One of our insurance companies sends us a letter every year asking us a series of questions about whether anything has changed in our firm. Have we opened any new locations? Do we still use the same computer programs and stationary? Does Carrie still run the office? (Yes, they really ask all these questions.)
The company asks these questions to make sure the insurance they sell us is appropriate for our business (and to set the premium they charge). They ask them because law firms, like all businesses, evolve.
Because businesses evolve, you should periodically ask yourself questions about your own business and how it may have changed. Many businesses develop forms and then use them for years without giving them another thought. But if you were to study your forms now, what would you see?
Do the credit terms that you put in your form contract five years ago match the terms you extend to clients today? If you’re a process-focused business (like a website developer, for example) do the processes you outlined years ago accurately describe the processes you follow now? Do the other terms and conditions reflect the way you’re doing business today? Are there things that you would just like to change?

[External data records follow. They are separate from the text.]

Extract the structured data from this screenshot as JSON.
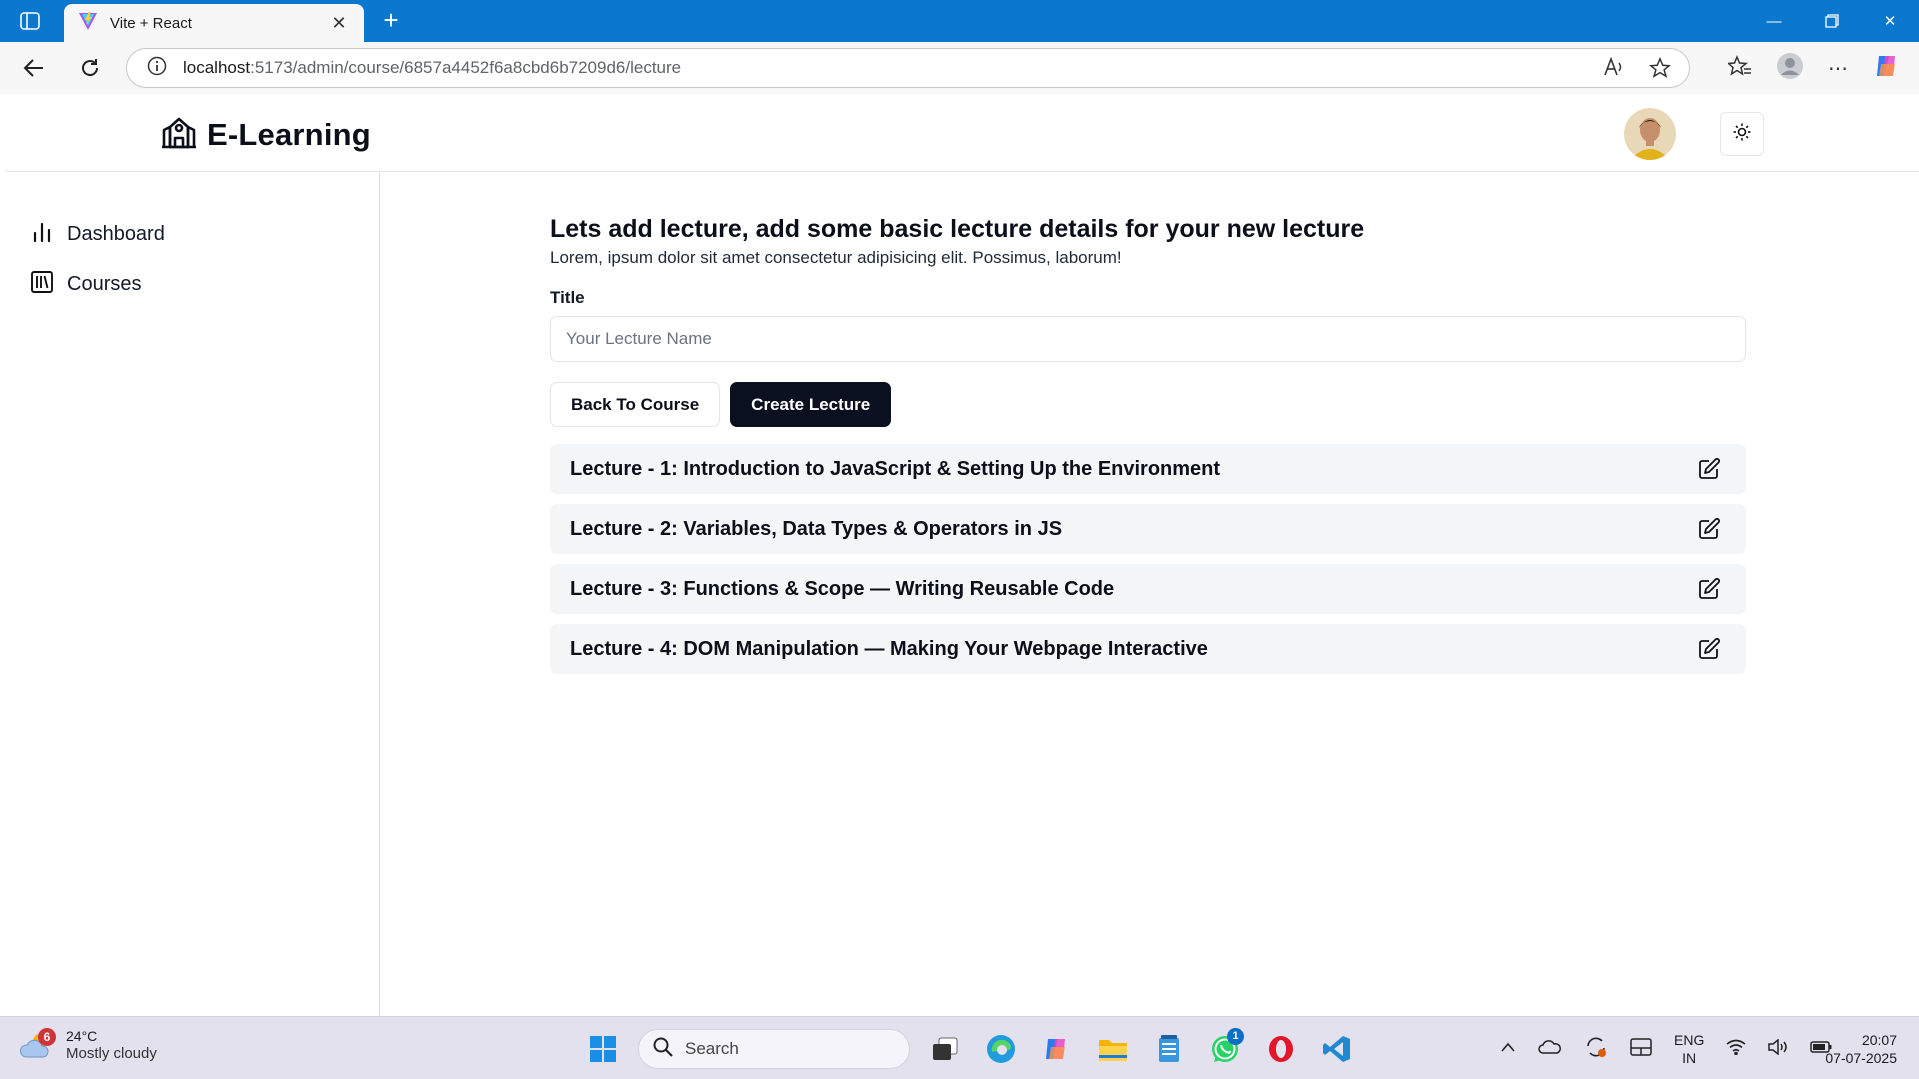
{
  "browser": {
    "tab_title": "Vite + React",
    "url_host": "localhost",
    "url_path": ":5173/admin/course/6857a4452f6a8cbd6b7209d6/lecture"
  },
  "app": {
    "brand": "E-Learning",
    "sidebar": {
      "items": [
        {
          "label": "Dashboard",
          "icon": "bar-chart-icon"
        },
        {
          "label": "Courses",
          "icon": "library-icon"
        }
      ]
    },
    "main": {
      "heading": "Lets add lecture, add some basic lecture details for your new lecture",
      "subtext": "Lorem, ipsum dolor sit amet consectetur adipisicing elit. Possimus, laborum!",
      "title_label": "Title",
      "title_value": "",
      "title_placeholder": "Your Lecture Name",
      "back_button": "Back To Course",
      "create_button": "Create Lecture",
      "lectures": [
        {
          "title": "Lecture - 1: Introduction to JavaScript & Setting Up the Environment"
        },
        {
          "title": "Lecture - 2: Variables, Data Types & Operators in JS"
        },
        {
          "title": "Lecture - 3: Functions & Scope — Writing Reusable Code"
        },
        {
          "title": "Lecture - 4: DOM Manipulation — Making Your Webpage Interactive"
        }
      ]
    }
  },
  "taskbar": {
    "weather_badge": "6",
    "weather_temp": "24°C",
    "weather_desc": "Mostly cloudy",
    "search_label": "Search",
    "whatsapp_badge": "1",
    "lang_line1": "ENG",
    "lang_line2": "IN",
    "time": "20:07",
    "date": "07-07-2025"
  },
  "colors": {
    "titlebar": "#0b78d0",
    "primary_button": "#0b1020",
    "lecture_row_bg": "#f4f5f7",
    "taskbar_bg": "#e4e1ef"
  }
}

Just as our insurance company makes us think about our business every year, you should regularly set aside time on your calendar to review your company’s forms to make sure they match your current business practices and accomplish what you want them to do, and then revise them as may be necessary.